Take some time to dig deep into the North Cape Coastal Region’s rich and storied history. Our museums and interpretive centers give you a fascinating glimpse into the life and experiences of our ancestors. You’ll learn more about the cultures that make up the peoples of Western PEI as well as how the past has shaped our future and given our local people their unique outlook on life.
Our roots are Mi’kmaq, Acadian and Celtic. Our people lived off the land and the sea in remarkable and different ways. You’ll learn more about the Mi’kmaq hunter-gatherer societies that called Epekwitk (meaning “resting on the waves”) their home for thousands of years before the first Europeans landed on these shores. The Pow Wow in August, on the impressive pow wow grounds, is an event unlike any you’ve ever witnessed. This is not a put-on tourist attraction, but rather an authentic celebration featuring opening prayers, dancing, drumming, sweat lodge and feast. Powerful drums, colourful jingle dresses and dancing will delight and amaze you. Everyone is welcome to join in the celebration.
The first European explorers arrived in the 16th century. So lovely was our Island, that French explorer Jacques Cartier declared “…it is the fairest land ’tis possible to see!” French Acadian settlers called the Island Isle Saint-Jean. We have stories of their determination to wrest farmland from the forests of the Island and the alliances they forged with the First Nations people they encountered. A visit to the Acadian Museum of PEI in Miscouche will give you insight into the Evangeline Region and the hardships endured by the French settlers as distant governments jostled for political power and swapped lands.
English and Celtic
England took occupation of the Island in the mid-1700s. English, and later Scottish and Irish, settlers arrived to escape economic hardship in their homelands. The Island was again renamed in 1799 as Prince Edward Island in honour of Prince Edward, Duke of Kent, the father of Queen Victoria.
All these stories are the building blocks of the birth of a new nation. In 1864, the Charlottetown Conference was held to discuss the idea of Canadian union. The conference led to Canada officially becoming a nation in 1867. The people of Prince Edward Island are fiercely independent, though, and it took some convincing and a promise of a continuous link to the mainland before we joined the union and became a province of Canada in 1873.

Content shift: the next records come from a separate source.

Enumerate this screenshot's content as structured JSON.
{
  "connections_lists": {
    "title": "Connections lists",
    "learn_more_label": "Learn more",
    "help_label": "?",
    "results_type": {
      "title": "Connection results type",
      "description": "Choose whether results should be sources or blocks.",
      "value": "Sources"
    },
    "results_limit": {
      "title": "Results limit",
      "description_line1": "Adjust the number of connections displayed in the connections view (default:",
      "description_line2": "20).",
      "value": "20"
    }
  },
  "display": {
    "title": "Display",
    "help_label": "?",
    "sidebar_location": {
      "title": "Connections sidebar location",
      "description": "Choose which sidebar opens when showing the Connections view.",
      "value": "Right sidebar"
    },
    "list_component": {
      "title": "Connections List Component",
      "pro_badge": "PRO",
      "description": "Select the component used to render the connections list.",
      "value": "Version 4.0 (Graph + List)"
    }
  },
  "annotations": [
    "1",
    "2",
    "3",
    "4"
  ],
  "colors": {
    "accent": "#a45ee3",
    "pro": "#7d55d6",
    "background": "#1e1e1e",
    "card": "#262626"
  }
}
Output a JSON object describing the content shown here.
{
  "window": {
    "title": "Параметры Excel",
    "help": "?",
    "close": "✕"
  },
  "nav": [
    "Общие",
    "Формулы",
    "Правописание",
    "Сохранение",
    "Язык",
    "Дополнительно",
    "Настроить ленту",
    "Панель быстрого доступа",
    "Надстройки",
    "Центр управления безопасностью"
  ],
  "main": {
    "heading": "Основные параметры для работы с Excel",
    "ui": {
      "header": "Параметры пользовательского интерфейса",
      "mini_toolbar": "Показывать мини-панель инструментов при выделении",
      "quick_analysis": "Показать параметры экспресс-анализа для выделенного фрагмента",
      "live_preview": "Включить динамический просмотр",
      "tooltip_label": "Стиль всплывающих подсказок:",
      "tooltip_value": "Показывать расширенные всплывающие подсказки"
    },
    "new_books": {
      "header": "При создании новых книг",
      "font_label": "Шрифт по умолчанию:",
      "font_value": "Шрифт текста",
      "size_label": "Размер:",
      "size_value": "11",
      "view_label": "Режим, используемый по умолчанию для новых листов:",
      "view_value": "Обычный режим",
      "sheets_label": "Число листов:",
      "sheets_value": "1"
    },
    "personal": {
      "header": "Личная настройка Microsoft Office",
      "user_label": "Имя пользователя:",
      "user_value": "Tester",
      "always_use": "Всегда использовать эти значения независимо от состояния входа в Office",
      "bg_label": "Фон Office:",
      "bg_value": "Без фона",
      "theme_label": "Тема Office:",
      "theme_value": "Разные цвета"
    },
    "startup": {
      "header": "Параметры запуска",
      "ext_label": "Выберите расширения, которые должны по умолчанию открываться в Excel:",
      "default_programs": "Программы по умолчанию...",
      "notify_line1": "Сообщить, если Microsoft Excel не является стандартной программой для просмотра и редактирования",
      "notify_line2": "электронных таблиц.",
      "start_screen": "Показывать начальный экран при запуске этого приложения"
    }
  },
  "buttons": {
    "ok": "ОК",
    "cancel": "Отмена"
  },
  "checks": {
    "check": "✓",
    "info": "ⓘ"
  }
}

We are a young nation that is still learning and growing and striving to do right by all its peoples – the First Nations, the early settlers and the new immigrants to our shores.